PAUL DERGARABEDIAN: Well, I think Spider-man if you look at how many people have been talking about that movie on the social media platforms, how many views the trailer's had on YouTube and the excitement surrounding that movie, and Tom Holland's just a brilliant Spider-man, I think that's one to really look out for. Of course, you have "Eternals" on the way. You have "Ghostbusters-- Afterlife," which I think is getting already a lot of momentum because of the buzz surrounding that film.

"West Side Story" is on the way, of course, "The Matrix-- which will be-- Resurrections--" which will be a day-and-date release as well available on HBO Max. So there's a lot going on here, a lot of moving parts. And the fact that we have still hybrid releases out there, but also the movie theaters simultaneously doing really well with this record October for the pandemic era I think should make people very excited about the future of cinema, the big screen experience. And going out to the multiplex is something we all want to do. We have to have great movies too, for sure.

ALEXANDRA CANAL: Yeah, we definitely have a very strong slate to round out the year. But do you have a particular number in mind for how the domestic box office will close out 2021?

PAUL DERGARABEDIAN: Yeah, you know, that's an interesting one because right now we're at about $3 billion in North America year to date. Contrast that with 2019 when we were out at over $9 billion.
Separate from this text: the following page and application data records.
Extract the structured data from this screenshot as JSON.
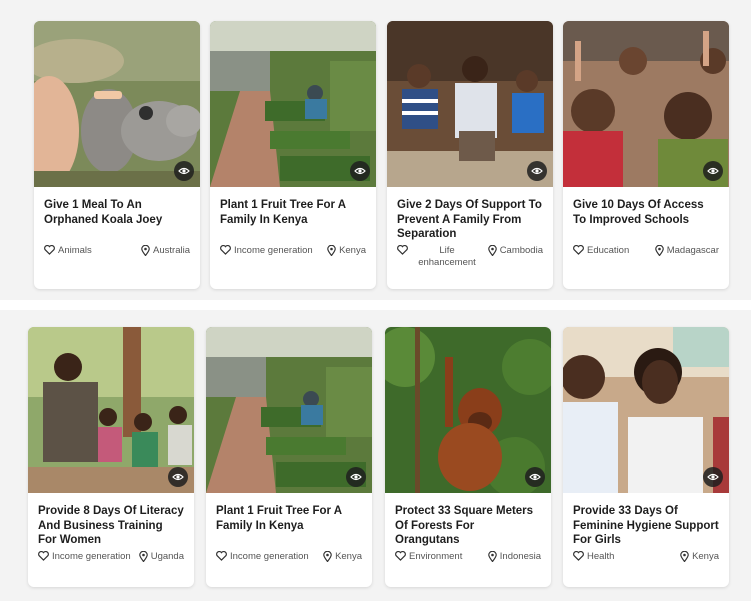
{
  "cards": [
    {
      "title": "Give 1 Meal To An Orphaned Koala Joey",
      "category": "Animals",
      "location": "Australia"
    },
    {
      "title": "Plant 1 Fruit Tree For A Family In Kenya",
      "category": "Income generation",
      "location": "Kenya"
    },
    {
      "title": "Give 2 Days Of Support To Prevent A Family From Separation",
      "category": "Life enhancement",
      "location": "Cambodia"
    },
    {
      "title": "Give 10 Days Of Access To Improved Schools",
      "category": "Education",
      "location": "Madagascar"
    },
    {
      "title": "Provide 8 Days Of Literacy And Business Training For Women",
      "category": "Income generation",
      "location": "Uganda"
    },
    {
      "title": "Plant 1 Fruit Tree For A Family In Kenya",
      "category": "Income generation",
      "location": "Kenya"
    },
    {
      "title": "Protect 33 Square Meters Of Forests For Orangutans",
      "category": "Environment",
      "location": "Indonesia"
    },
    {
      "title": "Provide 33 Days Of Feminine Hygiene Support For Girls",
      "category": "Health",
      "location": "Kenya"
    }
  ],
  "icons": {
    "category": "heart-icon",
    "location": "map-pin-icon",
    "view": "eye-icon"
  }
}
So you could see we're not back to normal. But we're on that road to recovery. I think a solid number for this year-- I mean, if we're at $3 billion now, we have another couple of months. Usually, the last week of the year is huge at the box office.

I don't know. Maybe we get $4 billion plus. I would love to see $5 billion. But I think 2022 and '23 or the years where we can start approaching more of that typical $11 billion in North America and $40 billion plus around the world. It's just going to take some time. The signs are all there that the movie theater is recovering in a big way, that people want to go out to the movies.

- $40 billion, it's a big number, pretty impressive there. Thanks for that. Paul--

PAUL DERGARABEDIAN: You bet.

- Paul Dergarabedian, Comscore--

PAUL DERGARABEDIAN: Paul D. Paul D is fine.

- Paul D, well, I'm going to use that from now on. You're definitely coming back.

PAUL DERGARABEDIAN: Please. It's all good.